Supposedly, this year is supposed to be the third warmest on record, but it is also the same year that the Gulf of Mexico froze over. Florida is already bracing for the third freeze of December and the cold is a month early.
The chilly temperatures are wreaking havoc on local wildlife. So far this year, more manatees have died from hypothermia than in the last of the last five years together.
Today, AP reports a mass of manatees protesting the effects of devastating cooling in Florida waters. While the manatees natural habitat has become to cold for them to survive, manatees are flocking to waters around power plants to stay warm (you know, the giant carbon producing structures that are causing all the animals to be in danger everywhere.
People aren't the only ones in Florida who don't like cold weather. Manatees - those giant aquatic mammals with the flat, paddle-shaped tails - are swimming out of the chilly Gulf of Mexico waters and into warmer springs and power plant discharge canals. On Tuesday, more than 300 manatees floated in the outflow of Tampa Electric's Big Bend Power Station.
"It's like a warm bathtub for them," said Wendy Anastasiou, an environmental specialist at the power station's manatee viewing center. "They come in here and hang out and loll around."
Cold weather can weaken manatees' immune systems and eventually kill them. State officials said 2010 has been a deadly year for the beloved animals: between Jan. 1 and Dec. 17, 246 manatees died from so-called "cold stress." During the same time period in 2009, only 55 manatees died from the cold. In 2008, only 22 manatees succumbed to chilly temperatures.
Manatee deaths documented from Jan. 1 through Dec. 5 are nearly double the five-year average for that time period, according to Florida Fish and Wildlife Conservation Commission statistics.
This manatee protests appear to be catching on:
During last year's cold snap, some 329 manatees congregated at the Tampa Electric power station. In Broward County on Tuesday, some 50 manatees gathered in the outfall of a Florida Power and Light plant.
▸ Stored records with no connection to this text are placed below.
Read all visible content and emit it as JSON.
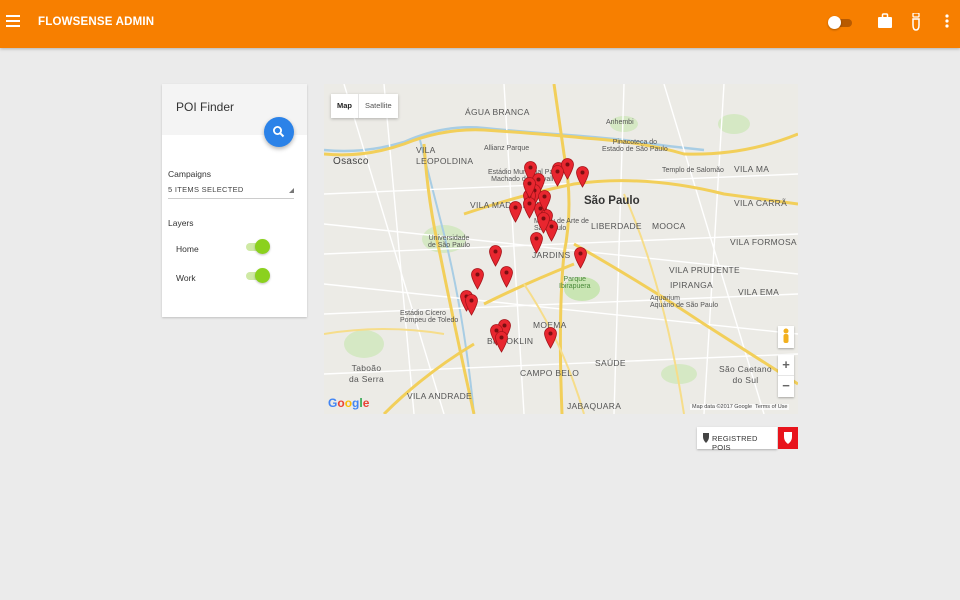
{
  "header": {
    "title": "FLOWSENSE ADMIN",
    "icons": [
      "menu-icon",
      "toggle-switch",
      "briefcase-icon",
      "hand-icon",
      "more-vert-icon"
    ],
    "brand_color": "#f77f00"
  },
  "poi_finder": {
    "title": "POI Finder",
    "search_icon": "search-icon",
    "campaigns_label": "Campaigns",
    "campaigns_value": "5 ITEMS SELECTED",
    "layers_label": "Layers",
    "layers": [
      {
        "label": "Home",
        "on": true
      },
      {
        "label": "Work",
        "on": true
      }
    ]
  },
  "map": {
    "type_buttons": [
      "Map",
      "Satellite"
    ],
    "selected_type": "Map",
    "labels": {
      "agua_branca": "ÁGUA BRANCA",
      "anhembi": "Anhembi",
      "osasco": "Osasco",
      "vila_leopoldina": "VILA\nLEOPOLDINA",
      "allianz": "Allianz Parque",
      "pinacoteca": "Pinacoteca do\nEstado de São Paulo",
      "templo": "Templo de Salomão",
      "vila_maria": "VILA MA",
      "estadio_pacaembu": "Estádio Municipal Paulo\nMachado de Carvalho",
      "vila_carrao": "VILA CARRÃ",
      "vila_madalena": "VILA MADALENA",
      "sao_paulo": "São Paulo",
      "masp": "Museu de Arte de\nSão Paulo",
      "liberdade": "LIBERDADE",
      "mooca": "MOOCA",
      "usp": "Universidade\nde São Paulo",
      "jardins": "JARDINS",
      "vila_formosa": "VILA FORMOSA",
      "vila_prudente": "VILA PRUDENTE",
      "ibirapuera": "Parque\nIbirapuera",
      "vila_ema": "VILA EMA",
      "ipiranga": "IPIRANGA",
      "morumbi": "Estádio Cícero\nPompeu de Toledo",
      "aquarium": "Aquarium\nAquário de São Paulo",
      "moema": "MOEMA",
      "brooklin": "BROOKLIN",
      "saude": "SAÚDE",
      "taboao": "Taboão\nda Serra",
      "campo_belo": "CAMPO BELO",
      "sao_caetano": "São Caetano\ndo Sul",
      "vila_andrade": "VILA ANDRADE",
      "jabaquara": "JABAQUARA"
    },
    "attribution": "Map data ©2017 Google",
    "terms": "Terms of Use",
    "logo": "Google",
    "zoom_in": "+",
    "zoom_out": "−",
    "pin_color": "#e8262f",
    "pin_count": 27
  },
  "registered_pois": {
    "label": "REGISTRED POIS",
    "icon": "pin-icon",
    "button_color": "#e8141c"
  }
}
Manatees aren't the only one's in danger...
- Baby sea turtles can make it out of the frigid Carolina waters
- Key West, record low of 42
- Mass of dead star fish wash up for third year in a row